Biological Identity Theft


We live in a time where fake DNA has a place in the market! Nucleix, a company specializing in forensic DNA analysis, has uncovered the possibility of falsified DNA evidence at crime scenes. Based on a given sample or generated anew, DNA can be inserted into blood and saliva samples to create biological identity theft. The full paper in which the discovery was revealed, published by Forensic Science International: Genetics, can be read here.

Dr. Frumkin, lead author of the paper, states that a crime scene could be so easily engineered that “any biology undergraduate” could perform the steps necessary.

The modification cannot be detected by a standard forensics lab, which prompted Nucleix to design a test to distinguish between DNA shed from a person or DNA that has been replicated from a sample or generated from an individual’s genome sequence. This test will help support Nucleix’s belief that DNA authentication should become a standard part of forensic procedures.

As noted by Medical News Today, the use of DNA fingerprinting as evidence in “criminal proceedings relies on the assumption that the DNA sample is genuine.” This news in the forensics world creates ambiguity in what used to be considered extremely reliable evidence, as well as a dependence on DNA authentication technology.

Technology Review also believes that this may be a concern for individuals who choose to make their DNA public as they could be incriminated at a crime scene.

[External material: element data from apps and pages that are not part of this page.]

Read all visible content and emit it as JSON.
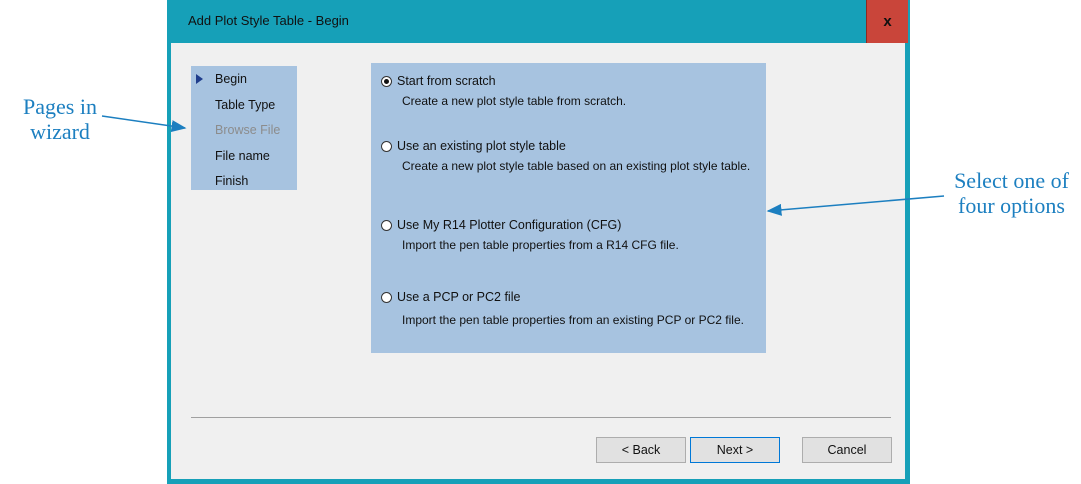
{
  "window": {
    "title": "Add Plot Style Table - Begin",
    "close_label": "x"
  },
  "nav": {
    "items": [
      {
        "label": "Begin",
        "current": true,
        "disabled": false
      },
      {
        "label": "Table Type",
        "current": false,
        "disabled": false
      },
      {
        "label": "Browse File",
        "current": false,
        "disabled": true
      },
      {
        "label": "File name",
        "current": false,
        "disabled": false
      },
      {
        "label": "Finish",
        "current": false,
        "disabled": false
      }
    ]
  },
  "options": [
    {
      "label": "Start from scratch",
      "description": "Create a new plot style table from scratch.",
      "checked": true
    },
    {
      "label": "Use an existing plot style table",
      "description": "Create a new plot style table based on an existing plot style table.",
      "checked": false
    },
    {
      "label": "Use My R14 Plotter Configuration (CFG)",
      "description": "Import the pen table properties from a R14 CFG file.",
      "checked": false
    },
    {
      "label": "Use a PCP or PC2 file",
      "description": "Import the pen table properties from an existing PCP or PC2 file.",
      "checked": false
    }
  ],
  "buttons": {
    "back": "< Back",
    "next": "Next >",
    "cancel": "Cancel"
  },
  "annotations": {
    "left": {
      "line1": "Pages in",
      "line2": "wizard"
    },
    "right": {
      "line1": "Select one of",
      "line2": "four options"
    }
  },
  "colors": {
    "accent": "#16a0b8",
    "close": "#c9453a",
    "highlight": "#a7c3e0",
    "annotation": "#1c7fc0"
  }
}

Nina Moog is a writer and director of photography based in Germany. She holds an MA from the University of St. Andrews and an MSc from the University of Oxford, where her thesis focused on photographic representations of prisons. More from this author →